Fagan Geraldine RUSSIA: Majority of Proposed Amendments "Against Constitution"
RUSSIA: Majority of Proposed Amendments "Against Constitution".
The majority of the hundreds of proposed amendments to Russia's 1997 law on religion - including the introduction of the term "traditional religion" - cannot be adopted because they contradict the country's constitution, Andrei Sebentsov, vice-chairman of the government's Commission for Religious Associations and chairman of the working group currently considering them, told Keston News Service in his office in the Russian parliament building (the White House) in Moscow on 28 November.
Speaking on 15 November at a conference in Moscow organised by the religion faculty of the Russian Academy for State Service (RASS), Sebentsov cited some of the 300 amendments that have been suggested by subjects of the Russian Federation: priority treatment for religions traditional to a particular territory, regulation of activity by religious organisations in schools and kindergartens, monitoring of the foundation and activity of religious groups (those without legal personality status under the law), an increase from three to 10 in the number of local religious organisations required to create a centralised religious organisation, and an increase from 10 to 45 or 50 in the minimum number of founders of a local religious organisation.
Further suggestions have been made elsewhere. Following the 23 October meeting of the government Commission, news agencies quoted chairwoman Valentina Matviyenko as saying that the government would amend the 1997 law in order to curb "the penetration into Russia of extremist religious preachers and sects." Interviewed by Keston on 28 November, however, Sebentsov stressed that this meeting had been of the Commission and not the working group, which had received "no sensible" propositions specifically concerning religious extremism. In his view, Article 14 of the law already gives sufficient grounds for action, while, moreover, "extremism is a separate problem not strictly related to religion: it is sooner a topic for a separate law." Both Dagestan and Tatarstan have proposed related features of their regional religion laws that have been annulled as anticonstitutional, he told Keston, but it is unlikely that either - a ban on Wahhabism (a purist brand of Islam) and a restriction of one ruling body per confession respectively - will be accepted by the working group. So far, said Sebentsov, the regulation of missionaries has not been considered.
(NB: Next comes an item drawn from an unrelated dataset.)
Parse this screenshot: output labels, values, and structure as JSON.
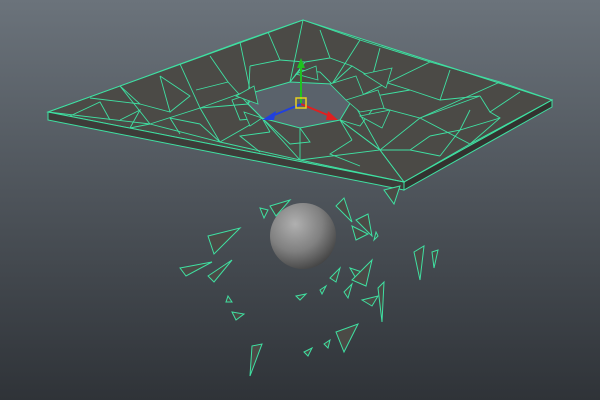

Some of the amendments already agreed by the working group, Sebentsov told Keston, include a change from "drawing into" ("vovlecheniye") to "attraction" ("privlecheniye") of minors to religious associations in Article 3, Part 5 - "'drawing into' clearly relates to criminal activity and has no place in a law on freedom" - as well as, in the same article, a change in the ban on teaching religion to minors from "without the agreement of" to "in the absence of objections from" parents or guardians. Due to "interesting and amusing cases," added Sebentsov, the introduction of the right of a religious organisation to create its own internal regulations would also be proposed. He cited the instance of one woman who, after being told she could not enter an Orthodox monastery without a headscarf, had considered taking legal action since the religion law states that no one may be forbidden from taking part in religious worship.
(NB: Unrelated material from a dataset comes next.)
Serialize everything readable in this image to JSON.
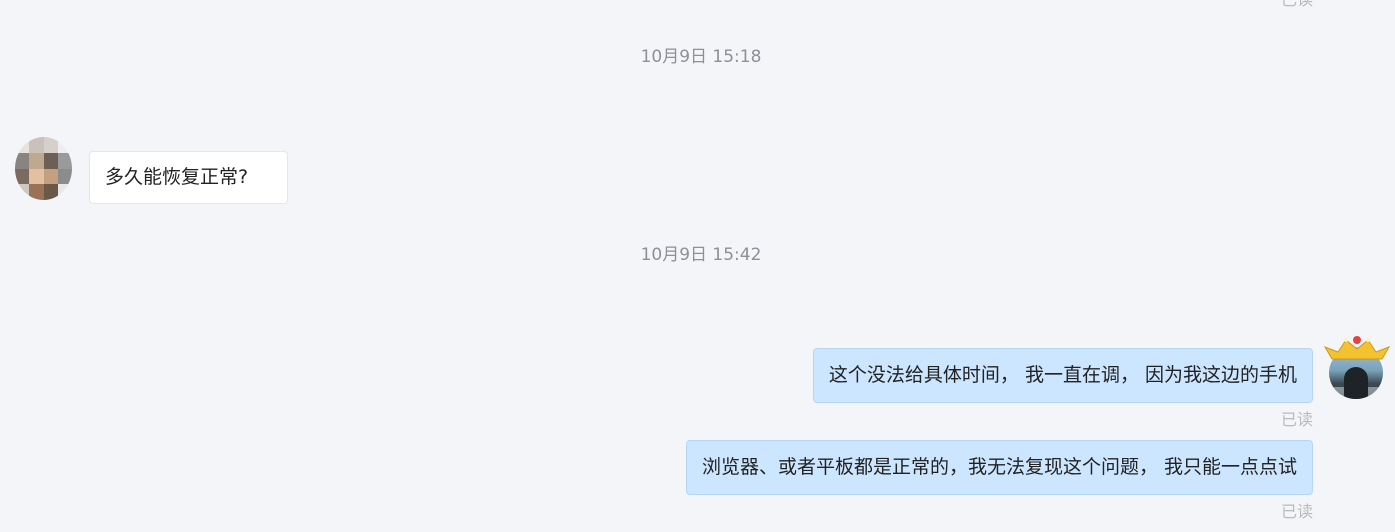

Speaking at a conference on church-state relations in Voronezh on 12 October, another working group member, Aleksandr Kudryavtsev, pointed out that the Russian constitution enshrines equality of all religious organisations before the law. However, he also outlined four different levels of social co-operation between the state and, in descending order, 1) the Russian Orthodox Church "and other historical confessions", 2) "traditional Gospel-based churches with a normal reputation in the world - Lutherans, Baptists, Adventists and Pentecostals - those with representatives on the presidential Council", 3) new religious movements, and 4) "those which go against the law." At the RASS conference on 15 November, Kudryavtsev presented a similar scheme but cited different categories: 1) the Russian Orthodox Church and, in certain areas, Islam, 2) "confessions deeply-rooted in Russian society", e.g. Old Belief, 3) Protestant organisations with a history in Russia of more than 100 years, and 4) new organisations which began their activities in Russia in the early 1990s.
In his White House office on 28 November, Sebentsov told Keston that he thought that this arrangement would not be subject to regulation by law: "Agreements can be concluded in practice between ministries and religious organisations, it is a question of desire on their part." When he repeated this comment on 29 November at a round table devoted to the legal defence of religious freedom in Russia, however, the Moscow-based lawyer Galina Krylova, who has acted in a number of religious liberty cases, suggested that the absence of such agreements with religious organisations other than the Russian Orthodox Church was not so much due to religious organisations' lack of desire as discrimination on the part of the government bodies concerned.
Keston News Service